sometimes i put the doubt blinders on. sometimes i push it down, or put my head in the's not a familiar feeling for me so i'm still learning to live with it...although the reassurances of sariel, friends, family, doctors does help, so far i've had to find my own way out of that room; that sorta works for me...i guess that's me finding the door from the inside, with a little help from those jiggling the handle on the outside...

theoneliner said...

I strive to keep hope but its so hard.
Meditation and yoga help.
And the thing is you have to keep hope.

Artblog said...

If I think about it too deeply, I'll scare myself rigid and just give up out of fear.

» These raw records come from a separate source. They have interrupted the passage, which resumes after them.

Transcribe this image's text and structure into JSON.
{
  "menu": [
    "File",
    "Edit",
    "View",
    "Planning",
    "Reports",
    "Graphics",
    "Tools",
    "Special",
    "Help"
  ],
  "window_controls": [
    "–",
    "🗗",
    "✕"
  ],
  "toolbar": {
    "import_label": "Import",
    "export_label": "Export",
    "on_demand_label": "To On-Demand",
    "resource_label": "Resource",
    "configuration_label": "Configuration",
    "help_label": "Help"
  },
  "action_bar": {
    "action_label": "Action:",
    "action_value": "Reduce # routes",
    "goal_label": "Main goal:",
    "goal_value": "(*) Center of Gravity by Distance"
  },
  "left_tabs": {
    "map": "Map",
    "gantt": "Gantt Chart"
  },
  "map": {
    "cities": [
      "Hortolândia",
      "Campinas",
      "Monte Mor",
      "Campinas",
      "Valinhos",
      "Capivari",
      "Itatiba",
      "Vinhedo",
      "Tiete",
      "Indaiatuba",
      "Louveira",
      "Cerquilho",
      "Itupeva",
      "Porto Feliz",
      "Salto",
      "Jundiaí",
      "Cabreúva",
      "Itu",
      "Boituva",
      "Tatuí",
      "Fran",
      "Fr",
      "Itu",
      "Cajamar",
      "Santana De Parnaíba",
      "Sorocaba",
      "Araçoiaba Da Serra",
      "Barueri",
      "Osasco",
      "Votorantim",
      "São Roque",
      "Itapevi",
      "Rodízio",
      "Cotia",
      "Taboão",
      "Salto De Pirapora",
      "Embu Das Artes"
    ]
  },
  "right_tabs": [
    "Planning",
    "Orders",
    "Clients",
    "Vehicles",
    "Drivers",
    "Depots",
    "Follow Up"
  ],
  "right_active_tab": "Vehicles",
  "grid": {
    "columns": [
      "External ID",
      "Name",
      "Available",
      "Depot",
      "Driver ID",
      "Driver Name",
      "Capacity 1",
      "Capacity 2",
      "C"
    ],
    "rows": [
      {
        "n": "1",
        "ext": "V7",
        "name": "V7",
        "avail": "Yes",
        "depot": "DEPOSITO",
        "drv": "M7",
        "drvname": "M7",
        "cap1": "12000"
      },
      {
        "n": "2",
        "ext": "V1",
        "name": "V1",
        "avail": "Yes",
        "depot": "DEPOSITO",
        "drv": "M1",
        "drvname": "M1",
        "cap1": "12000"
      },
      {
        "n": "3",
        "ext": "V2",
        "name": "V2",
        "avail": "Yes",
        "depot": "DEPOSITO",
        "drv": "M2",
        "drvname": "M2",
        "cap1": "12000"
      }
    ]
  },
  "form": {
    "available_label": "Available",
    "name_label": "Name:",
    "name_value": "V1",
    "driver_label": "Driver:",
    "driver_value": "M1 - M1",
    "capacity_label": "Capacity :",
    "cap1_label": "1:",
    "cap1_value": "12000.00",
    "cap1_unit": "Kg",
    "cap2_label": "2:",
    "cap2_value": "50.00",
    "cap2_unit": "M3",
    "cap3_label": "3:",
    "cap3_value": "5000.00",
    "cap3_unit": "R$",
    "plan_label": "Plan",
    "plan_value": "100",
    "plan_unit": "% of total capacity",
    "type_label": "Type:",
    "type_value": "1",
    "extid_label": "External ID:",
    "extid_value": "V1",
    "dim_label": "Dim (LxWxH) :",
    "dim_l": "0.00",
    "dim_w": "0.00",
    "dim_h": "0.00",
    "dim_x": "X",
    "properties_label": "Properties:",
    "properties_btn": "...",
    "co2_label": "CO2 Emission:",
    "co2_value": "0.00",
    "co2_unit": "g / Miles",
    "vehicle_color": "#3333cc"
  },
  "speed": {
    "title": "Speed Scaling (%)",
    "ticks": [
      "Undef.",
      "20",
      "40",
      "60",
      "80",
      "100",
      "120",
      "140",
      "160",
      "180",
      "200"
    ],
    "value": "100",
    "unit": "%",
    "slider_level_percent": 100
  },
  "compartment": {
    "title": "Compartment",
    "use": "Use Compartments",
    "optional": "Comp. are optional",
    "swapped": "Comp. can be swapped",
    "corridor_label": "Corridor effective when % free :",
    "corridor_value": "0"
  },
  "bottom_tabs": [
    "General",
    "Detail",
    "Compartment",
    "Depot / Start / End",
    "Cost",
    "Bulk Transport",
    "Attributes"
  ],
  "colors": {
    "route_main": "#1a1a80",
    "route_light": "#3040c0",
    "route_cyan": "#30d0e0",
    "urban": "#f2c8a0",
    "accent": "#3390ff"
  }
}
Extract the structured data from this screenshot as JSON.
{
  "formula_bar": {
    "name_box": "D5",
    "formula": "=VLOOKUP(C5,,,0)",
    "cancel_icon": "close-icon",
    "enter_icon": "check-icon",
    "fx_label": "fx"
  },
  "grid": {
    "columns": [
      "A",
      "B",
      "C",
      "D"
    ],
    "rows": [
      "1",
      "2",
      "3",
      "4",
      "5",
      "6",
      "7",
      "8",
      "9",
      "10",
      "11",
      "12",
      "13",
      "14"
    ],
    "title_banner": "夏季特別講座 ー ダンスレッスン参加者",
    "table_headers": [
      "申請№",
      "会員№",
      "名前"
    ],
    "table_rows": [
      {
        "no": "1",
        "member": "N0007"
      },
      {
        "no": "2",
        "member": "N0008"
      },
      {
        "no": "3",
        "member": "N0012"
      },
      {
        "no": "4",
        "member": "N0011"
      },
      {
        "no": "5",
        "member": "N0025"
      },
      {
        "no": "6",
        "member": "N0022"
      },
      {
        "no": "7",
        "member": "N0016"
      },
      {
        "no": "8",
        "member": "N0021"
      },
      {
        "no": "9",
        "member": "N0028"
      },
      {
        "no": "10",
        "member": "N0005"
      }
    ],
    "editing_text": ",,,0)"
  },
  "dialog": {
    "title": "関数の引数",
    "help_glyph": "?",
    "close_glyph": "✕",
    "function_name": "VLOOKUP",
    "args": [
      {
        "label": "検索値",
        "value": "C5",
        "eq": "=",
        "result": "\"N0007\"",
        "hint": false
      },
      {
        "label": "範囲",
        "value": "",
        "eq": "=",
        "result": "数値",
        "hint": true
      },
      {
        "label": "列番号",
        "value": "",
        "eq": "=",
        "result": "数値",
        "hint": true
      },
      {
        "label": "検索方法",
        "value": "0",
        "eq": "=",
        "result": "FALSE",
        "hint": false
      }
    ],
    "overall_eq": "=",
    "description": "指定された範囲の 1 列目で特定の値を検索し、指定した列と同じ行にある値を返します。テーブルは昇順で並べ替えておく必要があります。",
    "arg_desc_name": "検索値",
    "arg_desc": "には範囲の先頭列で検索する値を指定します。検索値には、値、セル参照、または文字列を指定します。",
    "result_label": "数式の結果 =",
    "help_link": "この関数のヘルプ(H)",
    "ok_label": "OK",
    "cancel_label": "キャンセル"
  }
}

So, I don't let myself think about it too deeply, I just blindy try again and again.

I have, as you know, lately given myself a time limit which means that I'm up for whatever can go wrong in that time frame and that way I stay in the game and not lose hope or let doubt creep in.

So far so good :)

serenity said...

I have been trying to post all freaking DAY it feels like... *sigh*

Anyway. No brainwaves here - I think there will ALWAYS be doubt. It's how we manage that doubt that's important - to make it so that it doesn't overwhelm us.

For me, managing my doubt as it relates to IF consists of refocusing. I KNOW that I will be a parent someday; we just don't know how right now. But we won't quit until we have built our family - however that turns out.

That's the thing that keeps me centered. The one point which stops the room from spinning.

I suppose I probably put the blinders on doubt at that point too. I say "I'll deal with that later."

Support from others helps too. You don't always have to climb out of that room of doubt yourself, yanno... relying on others isn't always a bad thing.

Provided, of course, that they can always be there when you need for them to let you out.

Jess said...

No way, you're not the only one!

We all doubt our choices. Another IVF? Adoption? When? WHENwhenwhen? If we wait, did we miss *the month*?

But the thing I believe is...there is no "perfect time" no "perfect chance" no "perfect decision." You just have to go with it. Take the hope you have up on its offer and ignore the doubt when you can. Because what else is there to do??

Watson said...

Lovely post, Mel.

IF is the only area of my life where doubt means KEEP GOING ANYWAY.

Usually, if I am so unsure about my path, and how to achieve my goal, I stop and reconsider an entirely new plan.

But trying to get pregnant has forced me to continue moving ahead, one step at a time, with the doubt right there beside me like an unwelcome traveling companion.

I can go from hopeful to hopeless and back again all within a couple of cycles, but the doubt is always there.

I guess the ultimate goal (of being a Mom) is what drives me to continue, even with this everpresent feeling...

It's unsettling, makes me feel unmoored. And yet, what else can I do?

If I'm not ready to quit and try another option yet, it means I must continue on.

But it sure is exhausting...

Natalie said...

This was such a good entry for me to read today.

I haven't found a way out yet.

Susan said...

Yes... infertility treatment is more addictive than gambling. I've never been a gambler but now I can understand how people become addicted to it. You make your first bid because you have the HOPE that you are going to win. But, when that big win doesn't happen, you keep going for FEAR of losing. Hope is why I started, but it is really, I think, the fear that urges me to keep going.

stickybun07 said...

I just stumbled upon your blog today and this post *really* spoke to me. I know the question of hope is one that we all struggle with all of the time, and it's certainly one that's been in the forefront of my mind this week. I wish all of us could find the answers!

Carol said...

yes - hope, fear, doubt. and totally with you on fertility treatments being more addictive than gambling.

I have no silver bullet. As much hope as I have, even on my best days, the doubt never goes away.